Lizzie called the next afternoon, the noise on the line unbearable, then perfectly clear. “Are you out of your mind,” she said.
Miller wasn’t sure she wanted an answer. Besides, maybe he was out of his mind.
“I saw her on TV,” Lizzie said, “crying with those kids.”
“The vigil,” Miller said.
“Right,’ Lizzie said. “But you’re supposed to be gone already.”
“The vigil was good for her,” Miller said.
“No it wasn’t,” Lizzie said. “You don’t know what’s good for her.”
He knew more than Lizzie did, since he was with Carleen, since he’d been to dozens of massacres. But he understood why she was upset. He was upset, too — if Carleen had been on TV, Connor might know where they were now.
“I ran into a therapist last night,” he said, “from Scarborough. Carleen’s seeing her right now.”
“Good,” Lizzie said. “But then you have to leave — okay?”
They were hosting an animal session the next day.
“I know you’re not trying to hurt her,” Lizzie said. “But what you’re doing is wrong.
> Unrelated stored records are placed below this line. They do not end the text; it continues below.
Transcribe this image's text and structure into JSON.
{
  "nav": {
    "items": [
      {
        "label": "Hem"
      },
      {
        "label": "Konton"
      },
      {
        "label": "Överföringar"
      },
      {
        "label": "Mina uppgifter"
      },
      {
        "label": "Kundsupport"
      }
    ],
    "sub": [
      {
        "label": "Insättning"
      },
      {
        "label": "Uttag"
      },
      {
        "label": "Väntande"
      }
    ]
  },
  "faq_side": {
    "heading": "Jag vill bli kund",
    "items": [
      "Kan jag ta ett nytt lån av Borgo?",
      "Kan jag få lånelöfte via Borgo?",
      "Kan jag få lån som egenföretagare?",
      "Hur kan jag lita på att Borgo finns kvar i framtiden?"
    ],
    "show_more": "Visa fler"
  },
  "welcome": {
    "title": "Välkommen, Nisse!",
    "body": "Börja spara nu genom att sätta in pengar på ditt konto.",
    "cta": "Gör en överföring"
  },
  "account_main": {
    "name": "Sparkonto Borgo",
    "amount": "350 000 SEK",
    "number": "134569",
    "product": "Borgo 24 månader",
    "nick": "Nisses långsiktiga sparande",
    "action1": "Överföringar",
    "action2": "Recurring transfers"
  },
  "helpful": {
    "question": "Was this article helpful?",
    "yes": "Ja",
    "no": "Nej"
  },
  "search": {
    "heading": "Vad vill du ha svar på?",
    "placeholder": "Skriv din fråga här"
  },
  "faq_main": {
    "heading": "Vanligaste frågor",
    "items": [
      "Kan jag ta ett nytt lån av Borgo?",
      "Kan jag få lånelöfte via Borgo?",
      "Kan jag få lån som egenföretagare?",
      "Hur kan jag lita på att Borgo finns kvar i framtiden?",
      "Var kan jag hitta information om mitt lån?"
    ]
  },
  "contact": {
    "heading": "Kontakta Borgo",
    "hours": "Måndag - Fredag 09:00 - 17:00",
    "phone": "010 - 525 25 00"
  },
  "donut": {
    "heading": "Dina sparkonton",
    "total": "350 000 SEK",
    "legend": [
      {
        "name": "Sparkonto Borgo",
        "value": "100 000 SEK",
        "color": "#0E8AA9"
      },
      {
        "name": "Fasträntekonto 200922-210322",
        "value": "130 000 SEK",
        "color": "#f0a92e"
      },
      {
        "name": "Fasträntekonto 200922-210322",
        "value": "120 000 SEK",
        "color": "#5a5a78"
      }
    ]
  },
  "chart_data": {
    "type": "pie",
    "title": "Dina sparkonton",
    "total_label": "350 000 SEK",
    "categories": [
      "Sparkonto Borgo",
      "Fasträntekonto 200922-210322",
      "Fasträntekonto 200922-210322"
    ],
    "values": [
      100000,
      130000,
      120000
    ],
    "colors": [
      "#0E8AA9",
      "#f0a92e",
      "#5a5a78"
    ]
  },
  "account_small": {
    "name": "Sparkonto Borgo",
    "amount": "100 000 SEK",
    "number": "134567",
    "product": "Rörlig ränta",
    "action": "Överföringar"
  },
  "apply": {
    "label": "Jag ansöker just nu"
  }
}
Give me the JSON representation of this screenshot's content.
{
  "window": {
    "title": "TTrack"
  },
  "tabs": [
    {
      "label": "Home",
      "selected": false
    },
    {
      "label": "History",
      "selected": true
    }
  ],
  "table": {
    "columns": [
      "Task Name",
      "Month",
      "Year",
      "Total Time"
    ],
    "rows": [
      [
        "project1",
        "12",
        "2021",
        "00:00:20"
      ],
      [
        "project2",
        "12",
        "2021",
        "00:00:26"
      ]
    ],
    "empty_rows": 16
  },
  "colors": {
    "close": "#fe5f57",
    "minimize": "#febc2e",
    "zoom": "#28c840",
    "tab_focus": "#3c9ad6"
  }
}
You don’t have to be there. Carleen doesn’t have to be there.”
“We do have to be here,” Miller said.
“You don’t,” Lizzie said. “And you don’t know the damage you’re doing.”
“There’s nowhere to go,” Miller said.
“There’s everywhere,” Lizzie said, “anywhere,” and Miller said, “We’re safe here.”
“You’re traumatizing her,” Lizzie said.
As if she wasn’t already traumatized. As if they all weren’t.
“Please,” Lizzie said through the rising, whistling static. “Do this for me.”
He didn’t know how to say no to her. He never had.
And maybe she was right, that leaving would be best. But the next day, two hundred people showed up in Father Mike’s basement to hold twenty-seven cats and dogs. Miller made phone calls, coordinated survivors to drive to Kansas City and St. Louis the next day to haul more animals to Marquette, enough for everyone.
Lizzie called that night. “You’re still there,” she said, but she sounded resigned, beaten.
“Let me tell her about the animals,” Carleen said.
“Why won’t you do what I ask you to do,” Lizzie said.
Miller handed Carleen the phone. “No, Mom,” she said. “We do have to be here.”
But now they would leave, tomorrow, at least for a little while. They walked through the pioneer village, with its jail and bakery and blacksmith shop. They hadn’t heard from Lizzie in days. Maybe she was calming herself, getting used to the idea of Carleen being here. There was no way she could understand what they were going through. Miller drove to Marquette, looking for Heffner everywhere. He dropped Carleen at Fiona’s, kissed her goodbye, and drove back through the massacre. He couldn’t bear the thought of going to the motorhome alone.